→ **PROBLEM STATEMENT**: Reproduce every record below word for word and include no pictures.

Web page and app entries
☆ ☆ ☆ ☆ ☆ ☆ ☆

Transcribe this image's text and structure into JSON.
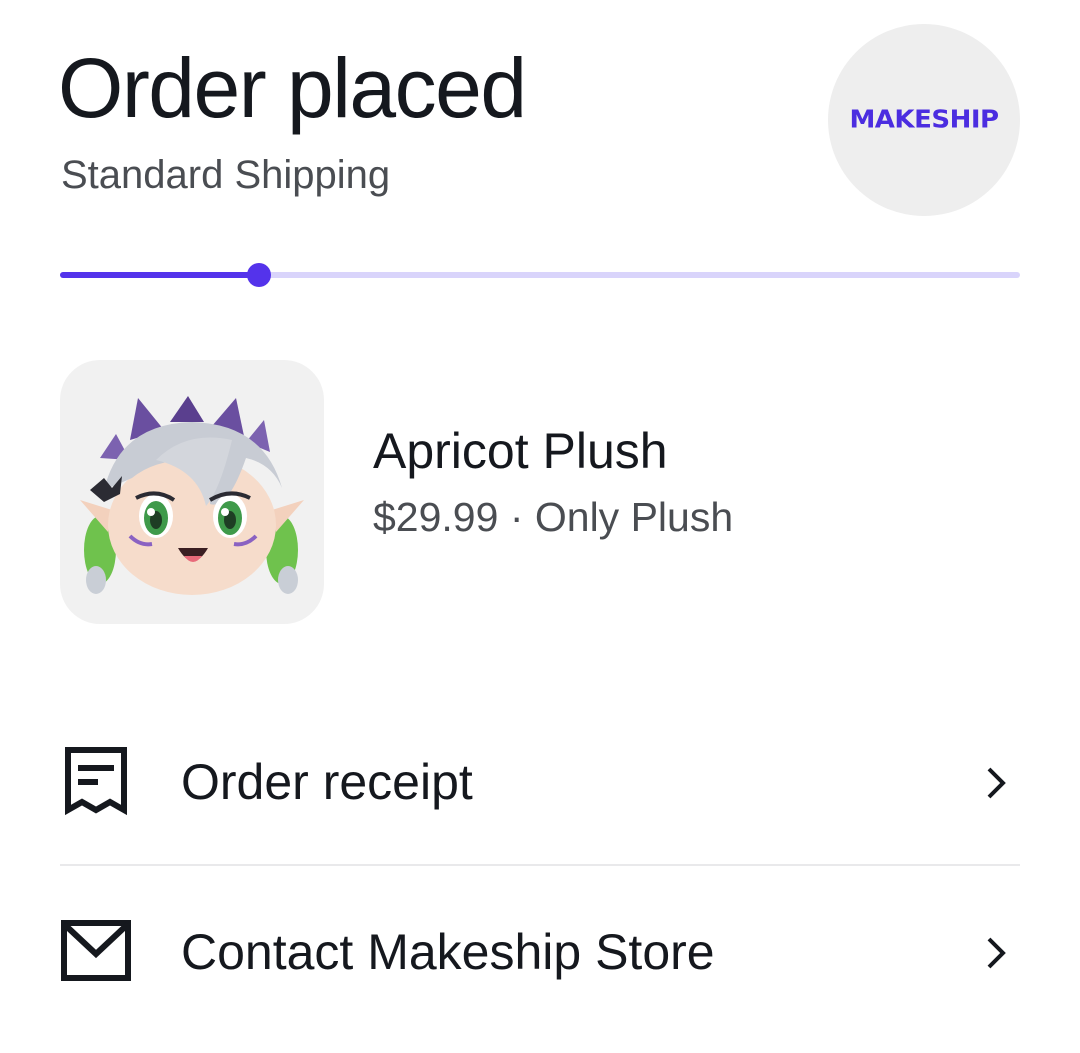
{
  "header": {
    "title": "Order placed",
    "shipping_method": "Standard Shipping"
  },
  "store_logo": {
    "text": "MAKESHIP",
    "color": "#4b2de0"
  },
  "progress": {
    "fraction": 0.207,
    "fill_color": "#5433eb",
    "track_color": "#d9d4fb"
  },
  "product": {
    "name": "Apricot Plush",
    "price": "$29.99",
    "separator": "·",
    "variant": "Only Plush",
    "image_icon": "plush-character-image"
  },
  "actions": [
    {
      "label": "Order receipt",
      "icon": "receipt-icon"
    },
    {
      "label": "Contact Makeship Store",
      "icon": "mail-icon"
    }
  ]
}
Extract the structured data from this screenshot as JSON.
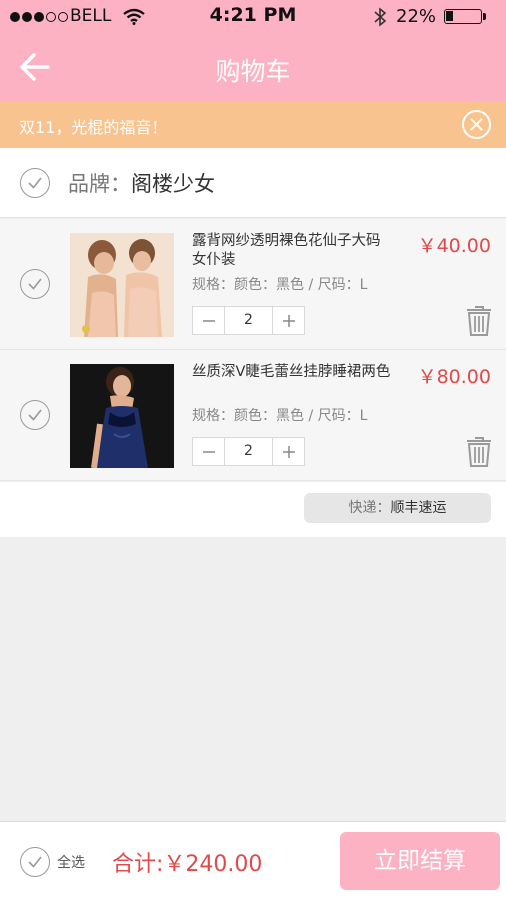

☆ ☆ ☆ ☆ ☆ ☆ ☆

→ **EXERCISE SOLUTION**:
Transcribe this image's text and structure into JSON.
{
  "header": {
    "title": "Order placed",
    "shipping_method": "Standard Shipping"
  },
  "store_logo": {
    "text": "MAKESHIP",
    "color": "#4b2de0"
  },
  "progress": {
    "fraction": 0.207,
    "fill_color": "#5433eb",
    "track_color": "#d9d4fb"
  },
  "product": {
    "name": "Apricot Plush",
    "price": "$29.99",
    "separator": "·",
    "variant": "Only Plush",
    "image_icon": "plush-character-image"
  },
  "actions": [
    {
      "label": "Order receipt",
      "icon": "receipt-icon"
    },
    {
      "label": "Contact Makeship Store",
      "icon": "mail-icon"
    }
  ]
}
Extract the structured data from this screenshot as JSON.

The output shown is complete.